__What you should do__
The lines of the records that include "watermark" should all be copied.

(Interface dataset entries)
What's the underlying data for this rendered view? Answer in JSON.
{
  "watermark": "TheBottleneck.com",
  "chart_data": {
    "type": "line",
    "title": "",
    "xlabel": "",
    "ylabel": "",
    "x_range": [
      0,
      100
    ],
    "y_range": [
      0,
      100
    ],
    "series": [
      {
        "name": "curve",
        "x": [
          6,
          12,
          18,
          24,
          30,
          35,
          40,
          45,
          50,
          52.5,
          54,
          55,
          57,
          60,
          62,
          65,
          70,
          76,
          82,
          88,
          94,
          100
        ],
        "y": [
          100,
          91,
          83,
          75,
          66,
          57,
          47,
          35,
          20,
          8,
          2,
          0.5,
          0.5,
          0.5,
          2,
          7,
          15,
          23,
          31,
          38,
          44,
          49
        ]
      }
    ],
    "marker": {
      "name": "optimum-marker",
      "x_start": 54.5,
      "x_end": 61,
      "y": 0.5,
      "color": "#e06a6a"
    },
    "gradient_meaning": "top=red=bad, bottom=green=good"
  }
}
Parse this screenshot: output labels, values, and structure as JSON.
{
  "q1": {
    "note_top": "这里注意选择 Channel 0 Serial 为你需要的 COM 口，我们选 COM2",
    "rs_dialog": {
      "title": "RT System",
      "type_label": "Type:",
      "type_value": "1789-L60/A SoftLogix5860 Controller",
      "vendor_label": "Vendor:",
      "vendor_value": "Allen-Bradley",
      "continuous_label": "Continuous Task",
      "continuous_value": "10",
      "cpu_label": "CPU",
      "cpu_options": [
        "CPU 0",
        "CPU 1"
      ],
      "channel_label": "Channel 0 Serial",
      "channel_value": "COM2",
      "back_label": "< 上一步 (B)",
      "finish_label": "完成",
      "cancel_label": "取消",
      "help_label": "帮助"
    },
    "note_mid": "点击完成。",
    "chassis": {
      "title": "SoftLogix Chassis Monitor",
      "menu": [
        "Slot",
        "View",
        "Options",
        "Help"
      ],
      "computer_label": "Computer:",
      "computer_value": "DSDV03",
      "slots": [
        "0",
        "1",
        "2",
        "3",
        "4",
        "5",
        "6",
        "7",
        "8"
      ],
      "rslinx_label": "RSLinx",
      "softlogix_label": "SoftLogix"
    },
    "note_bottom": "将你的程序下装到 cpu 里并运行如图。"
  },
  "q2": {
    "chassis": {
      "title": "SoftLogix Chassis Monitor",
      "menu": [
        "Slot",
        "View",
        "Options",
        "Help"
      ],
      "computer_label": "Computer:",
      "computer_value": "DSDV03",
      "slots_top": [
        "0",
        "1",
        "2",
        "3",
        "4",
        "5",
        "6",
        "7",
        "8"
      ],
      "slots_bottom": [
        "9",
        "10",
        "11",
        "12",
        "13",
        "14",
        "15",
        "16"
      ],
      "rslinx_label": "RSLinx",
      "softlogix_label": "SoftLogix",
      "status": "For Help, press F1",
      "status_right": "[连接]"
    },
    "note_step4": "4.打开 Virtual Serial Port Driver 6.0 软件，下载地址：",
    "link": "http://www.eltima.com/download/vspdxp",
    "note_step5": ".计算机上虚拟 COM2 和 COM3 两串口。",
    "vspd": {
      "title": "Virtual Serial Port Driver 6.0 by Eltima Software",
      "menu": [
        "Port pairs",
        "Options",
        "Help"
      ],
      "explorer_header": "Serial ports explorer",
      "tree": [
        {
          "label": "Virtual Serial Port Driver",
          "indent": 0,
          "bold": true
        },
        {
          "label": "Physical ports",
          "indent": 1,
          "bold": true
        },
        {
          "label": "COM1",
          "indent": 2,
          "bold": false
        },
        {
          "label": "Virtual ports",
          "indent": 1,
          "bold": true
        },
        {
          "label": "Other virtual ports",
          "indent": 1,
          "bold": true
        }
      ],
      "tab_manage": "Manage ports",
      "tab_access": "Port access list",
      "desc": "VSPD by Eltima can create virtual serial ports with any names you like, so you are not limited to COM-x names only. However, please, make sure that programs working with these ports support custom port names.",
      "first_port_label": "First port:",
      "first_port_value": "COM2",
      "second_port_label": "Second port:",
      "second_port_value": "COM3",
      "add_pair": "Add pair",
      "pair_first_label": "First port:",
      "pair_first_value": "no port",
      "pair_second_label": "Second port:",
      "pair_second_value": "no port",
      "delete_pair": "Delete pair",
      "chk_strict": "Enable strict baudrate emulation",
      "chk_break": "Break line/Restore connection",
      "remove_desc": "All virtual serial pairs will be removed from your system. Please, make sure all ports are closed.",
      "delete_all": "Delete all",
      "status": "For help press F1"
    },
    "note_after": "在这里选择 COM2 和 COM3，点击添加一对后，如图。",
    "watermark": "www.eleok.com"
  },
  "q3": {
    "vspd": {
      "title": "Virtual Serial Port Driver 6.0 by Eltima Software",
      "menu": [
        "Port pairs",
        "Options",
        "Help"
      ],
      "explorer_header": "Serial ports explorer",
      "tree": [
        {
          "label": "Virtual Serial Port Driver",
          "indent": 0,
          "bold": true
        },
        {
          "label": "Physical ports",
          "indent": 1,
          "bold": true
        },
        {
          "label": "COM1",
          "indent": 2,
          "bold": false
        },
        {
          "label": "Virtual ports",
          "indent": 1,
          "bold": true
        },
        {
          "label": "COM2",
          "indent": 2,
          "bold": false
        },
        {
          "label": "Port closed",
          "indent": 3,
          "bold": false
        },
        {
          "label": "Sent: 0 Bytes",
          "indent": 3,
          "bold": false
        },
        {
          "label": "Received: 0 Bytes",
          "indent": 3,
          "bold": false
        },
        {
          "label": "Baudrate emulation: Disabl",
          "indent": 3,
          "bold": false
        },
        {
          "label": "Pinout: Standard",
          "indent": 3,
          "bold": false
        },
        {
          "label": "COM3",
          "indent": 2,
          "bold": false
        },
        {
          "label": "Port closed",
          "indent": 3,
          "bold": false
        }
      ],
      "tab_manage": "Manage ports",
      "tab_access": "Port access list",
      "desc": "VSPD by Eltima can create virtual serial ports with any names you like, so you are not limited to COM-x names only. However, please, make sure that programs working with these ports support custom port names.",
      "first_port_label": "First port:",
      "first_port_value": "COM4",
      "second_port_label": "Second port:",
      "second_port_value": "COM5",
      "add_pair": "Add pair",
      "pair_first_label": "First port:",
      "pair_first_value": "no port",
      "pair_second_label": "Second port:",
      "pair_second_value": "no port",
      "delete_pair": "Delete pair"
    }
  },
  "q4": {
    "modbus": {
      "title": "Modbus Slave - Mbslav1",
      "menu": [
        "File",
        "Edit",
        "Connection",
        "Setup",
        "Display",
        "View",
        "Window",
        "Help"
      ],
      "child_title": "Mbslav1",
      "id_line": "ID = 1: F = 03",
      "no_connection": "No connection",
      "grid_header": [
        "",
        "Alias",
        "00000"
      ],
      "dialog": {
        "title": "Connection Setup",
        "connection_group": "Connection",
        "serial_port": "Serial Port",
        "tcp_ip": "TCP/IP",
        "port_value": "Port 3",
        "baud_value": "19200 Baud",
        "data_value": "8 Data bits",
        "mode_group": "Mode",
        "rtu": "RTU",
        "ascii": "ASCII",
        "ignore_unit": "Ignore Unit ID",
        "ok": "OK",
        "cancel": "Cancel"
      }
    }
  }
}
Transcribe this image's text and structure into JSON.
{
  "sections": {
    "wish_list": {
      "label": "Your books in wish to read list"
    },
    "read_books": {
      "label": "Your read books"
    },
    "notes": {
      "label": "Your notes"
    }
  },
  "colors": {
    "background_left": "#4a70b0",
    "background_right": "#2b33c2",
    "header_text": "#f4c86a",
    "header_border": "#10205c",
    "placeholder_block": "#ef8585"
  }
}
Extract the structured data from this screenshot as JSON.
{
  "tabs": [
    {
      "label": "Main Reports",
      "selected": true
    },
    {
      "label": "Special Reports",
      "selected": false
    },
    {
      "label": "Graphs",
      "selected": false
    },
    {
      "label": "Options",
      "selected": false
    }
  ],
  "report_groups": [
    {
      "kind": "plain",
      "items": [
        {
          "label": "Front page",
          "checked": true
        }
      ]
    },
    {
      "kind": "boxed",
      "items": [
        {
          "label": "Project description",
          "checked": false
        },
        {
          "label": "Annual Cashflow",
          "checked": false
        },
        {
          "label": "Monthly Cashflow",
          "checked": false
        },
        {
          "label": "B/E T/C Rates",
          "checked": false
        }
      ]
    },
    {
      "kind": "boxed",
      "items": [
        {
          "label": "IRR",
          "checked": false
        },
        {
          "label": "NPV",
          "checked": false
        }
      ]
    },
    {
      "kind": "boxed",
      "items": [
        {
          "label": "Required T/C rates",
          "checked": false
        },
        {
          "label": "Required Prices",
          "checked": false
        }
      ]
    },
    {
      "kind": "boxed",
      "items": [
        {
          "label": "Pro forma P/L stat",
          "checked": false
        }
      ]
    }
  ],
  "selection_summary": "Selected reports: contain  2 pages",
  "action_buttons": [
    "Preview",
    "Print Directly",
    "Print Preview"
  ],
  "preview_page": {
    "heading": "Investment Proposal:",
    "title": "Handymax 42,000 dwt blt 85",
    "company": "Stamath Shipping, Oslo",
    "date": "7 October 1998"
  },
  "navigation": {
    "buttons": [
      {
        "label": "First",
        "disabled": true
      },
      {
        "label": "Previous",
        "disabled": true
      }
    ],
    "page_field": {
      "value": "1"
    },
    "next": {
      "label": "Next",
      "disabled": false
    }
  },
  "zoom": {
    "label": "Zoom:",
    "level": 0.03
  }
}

__Exercise output__
  "watermark": "TheBottleneck.com",
    "watermark": "www.eleok.com"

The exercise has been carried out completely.